**Try it:**
Show only those lines of the entries where the string "heading" is found.

(Records from a dataset)
--------------------------------

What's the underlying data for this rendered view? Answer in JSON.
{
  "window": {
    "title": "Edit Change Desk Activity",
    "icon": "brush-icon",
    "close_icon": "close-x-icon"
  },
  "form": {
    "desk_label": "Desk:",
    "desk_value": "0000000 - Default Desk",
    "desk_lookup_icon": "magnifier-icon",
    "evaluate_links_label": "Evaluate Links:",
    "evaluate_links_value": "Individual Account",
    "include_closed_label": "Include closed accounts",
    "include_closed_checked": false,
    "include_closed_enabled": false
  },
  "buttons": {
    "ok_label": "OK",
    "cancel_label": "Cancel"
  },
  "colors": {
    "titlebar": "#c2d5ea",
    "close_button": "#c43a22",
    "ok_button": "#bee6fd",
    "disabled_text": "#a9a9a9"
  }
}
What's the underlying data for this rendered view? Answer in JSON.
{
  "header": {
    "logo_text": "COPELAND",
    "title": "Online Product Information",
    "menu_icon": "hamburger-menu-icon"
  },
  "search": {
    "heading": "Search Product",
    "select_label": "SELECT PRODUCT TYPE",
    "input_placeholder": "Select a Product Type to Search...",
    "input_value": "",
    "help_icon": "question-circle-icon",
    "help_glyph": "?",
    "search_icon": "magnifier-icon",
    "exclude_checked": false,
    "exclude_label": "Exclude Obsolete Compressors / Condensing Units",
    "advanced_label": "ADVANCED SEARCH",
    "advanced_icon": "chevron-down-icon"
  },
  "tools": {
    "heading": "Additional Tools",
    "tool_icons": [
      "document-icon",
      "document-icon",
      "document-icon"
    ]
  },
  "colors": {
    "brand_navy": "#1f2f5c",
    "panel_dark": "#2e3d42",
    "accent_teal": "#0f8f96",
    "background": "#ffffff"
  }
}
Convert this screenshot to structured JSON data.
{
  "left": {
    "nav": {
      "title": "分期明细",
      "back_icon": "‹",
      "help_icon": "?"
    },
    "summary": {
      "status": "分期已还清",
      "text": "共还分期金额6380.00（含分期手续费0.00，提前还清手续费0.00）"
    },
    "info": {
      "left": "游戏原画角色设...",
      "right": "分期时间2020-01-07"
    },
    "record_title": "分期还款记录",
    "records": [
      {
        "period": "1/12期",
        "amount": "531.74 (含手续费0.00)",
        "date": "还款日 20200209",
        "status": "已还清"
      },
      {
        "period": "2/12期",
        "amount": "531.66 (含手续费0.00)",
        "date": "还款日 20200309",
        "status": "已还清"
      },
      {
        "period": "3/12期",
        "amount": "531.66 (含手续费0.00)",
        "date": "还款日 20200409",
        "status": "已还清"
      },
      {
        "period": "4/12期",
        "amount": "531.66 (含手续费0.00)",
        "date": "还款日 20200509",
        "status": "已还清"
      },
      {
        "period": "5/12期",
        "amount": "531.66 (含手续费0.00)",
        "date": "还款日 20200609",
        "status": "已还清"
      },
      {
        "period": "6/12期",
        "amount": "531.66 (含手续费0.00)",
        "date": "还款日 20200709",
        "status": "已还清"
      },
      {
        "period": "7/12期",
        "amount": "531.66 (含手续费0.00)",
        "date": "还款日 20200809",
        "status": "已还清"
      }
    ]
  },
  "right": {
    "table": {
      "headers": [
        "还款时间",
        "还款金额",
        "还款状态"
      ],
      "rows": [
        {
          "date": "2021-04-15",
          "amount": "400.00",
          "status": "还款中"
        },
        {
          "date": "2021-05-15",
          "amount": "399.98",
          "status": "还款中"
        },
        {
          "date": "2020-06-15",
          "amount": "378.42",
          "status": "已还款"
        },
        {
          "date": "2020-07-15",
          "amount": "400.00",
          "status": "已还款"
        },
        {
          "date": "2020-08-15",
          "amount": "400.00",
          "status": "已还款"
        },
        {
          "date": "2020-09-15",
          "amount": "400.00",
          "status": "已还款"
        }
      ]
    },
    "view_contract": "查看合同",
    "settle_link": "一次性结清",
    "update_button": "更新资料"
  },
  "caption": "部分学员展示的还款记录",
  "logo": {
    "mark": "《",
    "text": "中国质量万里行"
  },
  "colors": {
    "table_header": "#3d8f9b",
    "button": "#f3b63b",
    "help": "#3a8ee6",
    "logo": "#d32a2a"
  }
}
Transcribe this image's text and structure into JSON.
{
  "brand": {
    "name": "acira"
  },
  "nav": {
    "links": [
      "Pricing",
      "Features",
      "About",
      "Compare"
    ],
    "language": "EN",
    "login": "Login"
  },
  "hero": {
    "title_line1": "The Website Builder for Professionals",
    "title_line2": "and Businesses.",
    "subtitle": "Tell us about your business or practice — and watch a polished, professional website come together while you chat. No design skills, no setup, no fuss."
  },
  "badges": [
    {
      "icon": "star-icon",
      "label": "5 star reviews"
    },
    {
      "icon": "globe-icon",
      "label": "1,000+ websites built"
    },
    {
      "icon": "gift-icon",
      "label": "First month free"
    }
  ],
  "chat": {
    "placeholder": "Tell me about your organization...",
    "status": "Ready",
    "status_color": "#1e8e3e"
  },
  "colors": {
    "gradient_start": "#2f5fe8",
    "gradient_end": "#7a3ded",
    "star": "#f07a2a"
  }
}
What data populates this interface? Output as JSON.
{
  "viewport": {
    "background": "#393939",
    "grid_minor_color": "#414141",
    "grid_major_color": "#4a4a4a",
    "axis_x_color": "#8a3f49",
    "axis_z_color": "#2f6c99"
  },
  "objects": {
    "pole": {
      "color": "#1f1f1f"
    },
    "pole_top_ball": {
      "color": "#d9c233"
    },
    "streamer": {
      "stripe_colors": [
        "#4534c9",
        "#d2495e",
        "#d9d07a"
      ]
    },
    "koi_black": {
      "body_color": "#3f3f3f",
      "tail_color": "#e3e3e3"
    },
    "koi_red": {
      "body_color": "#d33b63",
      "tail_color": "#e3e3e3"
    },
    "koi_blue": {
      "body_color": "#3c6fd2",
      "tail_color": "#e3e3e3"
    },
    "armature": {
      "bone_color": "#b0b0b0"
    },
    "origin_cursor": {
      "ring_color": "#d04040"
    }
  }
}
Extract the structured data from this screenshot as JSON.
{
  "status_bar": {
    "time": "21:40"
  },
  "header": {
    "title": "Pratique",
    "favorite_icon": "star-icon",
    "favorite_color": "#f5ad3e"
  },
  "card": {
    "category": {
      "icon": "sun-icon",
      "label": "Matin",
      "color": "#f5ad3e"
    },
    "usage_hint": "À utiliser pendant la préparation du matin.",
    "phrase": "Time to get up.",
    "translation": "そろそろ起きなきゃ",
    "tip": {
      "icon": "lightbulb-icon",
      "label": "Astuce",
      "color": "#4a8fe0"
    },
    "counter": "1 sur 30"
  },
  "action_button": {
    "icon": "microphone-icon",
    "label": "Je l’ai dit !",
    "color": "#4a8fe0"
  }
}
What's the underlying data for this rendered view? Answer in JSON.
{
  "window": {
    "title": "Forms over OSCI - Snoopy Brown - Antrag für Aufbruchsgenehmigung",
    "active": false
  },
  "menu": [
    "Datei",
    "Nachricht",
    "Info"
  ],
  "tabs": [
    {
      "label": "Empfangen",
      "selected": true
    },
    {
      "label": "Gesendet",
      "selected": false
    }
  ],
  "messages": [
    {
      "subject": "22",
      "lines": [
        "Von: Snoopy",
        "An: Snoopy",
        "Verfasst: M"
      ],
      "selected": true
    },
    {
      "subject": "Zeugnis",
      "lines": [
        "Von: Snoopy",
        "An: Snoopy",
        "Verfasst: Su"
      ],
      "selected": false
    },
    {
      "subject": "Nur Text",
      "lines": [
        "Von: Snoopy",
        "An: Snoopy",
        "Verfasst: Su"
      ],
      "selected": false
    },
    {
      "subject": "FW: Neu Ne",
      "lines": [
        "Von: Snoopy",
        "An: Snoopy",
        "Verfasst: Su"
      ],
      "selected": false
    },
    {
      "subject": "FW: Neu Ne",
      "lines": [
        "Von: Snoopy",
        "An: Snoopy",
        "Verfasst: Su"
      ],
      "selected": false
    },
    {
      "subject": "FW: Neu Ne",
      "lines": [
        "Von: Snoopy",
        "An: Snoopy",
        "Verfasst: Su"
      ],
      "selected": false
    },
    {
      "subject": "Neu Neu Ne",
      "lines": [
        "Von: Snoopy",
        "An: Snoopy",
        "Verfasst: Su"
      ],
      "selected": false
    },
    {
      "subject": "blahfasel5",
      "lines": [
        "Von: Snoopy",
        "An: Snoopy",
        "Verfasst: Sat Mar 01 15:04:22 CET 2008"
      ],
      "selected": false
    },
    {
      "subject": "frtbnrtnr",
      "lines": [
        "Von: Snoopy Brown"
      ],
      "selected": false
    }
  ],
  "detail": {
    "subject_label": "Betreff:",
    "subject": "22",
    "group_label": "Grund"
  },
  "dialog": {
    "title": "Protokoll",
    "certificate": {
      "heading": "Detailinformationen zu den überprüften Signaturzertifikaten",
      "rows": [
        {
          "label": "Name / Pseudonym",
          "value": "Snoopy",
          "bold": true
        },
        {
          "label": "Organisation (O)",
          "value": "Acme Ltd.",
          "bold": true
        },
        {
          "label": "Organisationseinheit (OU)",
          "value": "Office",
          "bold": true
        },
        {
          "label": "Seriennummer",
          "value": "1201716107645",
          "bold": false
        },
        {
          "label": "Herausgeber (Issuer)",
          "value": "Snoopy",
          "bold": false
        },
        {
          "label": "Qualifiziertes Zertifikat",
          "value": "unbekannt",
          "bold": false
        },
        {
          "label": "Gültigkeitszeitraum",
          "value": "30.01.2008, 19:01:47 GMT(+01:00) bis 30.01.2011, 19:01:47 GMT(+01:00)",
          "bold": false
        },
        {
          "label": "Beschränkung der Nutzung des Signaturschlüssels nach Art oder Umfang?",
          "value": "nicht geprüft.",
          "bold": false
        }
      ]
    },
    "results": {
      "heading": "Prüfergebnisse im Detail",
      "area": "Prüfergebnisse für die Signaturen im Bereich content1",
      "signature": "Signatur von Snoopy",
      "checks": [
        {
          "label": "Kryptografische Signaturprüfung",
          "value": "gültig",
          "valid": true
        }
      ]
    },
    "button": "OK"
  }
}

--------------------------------

**Exercise response:**
    "heading": "Search Product",
    "heading": "Additional Tools",
      "heading": "Detailinformationen zu den überprüften Signaturzertifikaten",
      "heading": "Prüfergebnisse im Detail",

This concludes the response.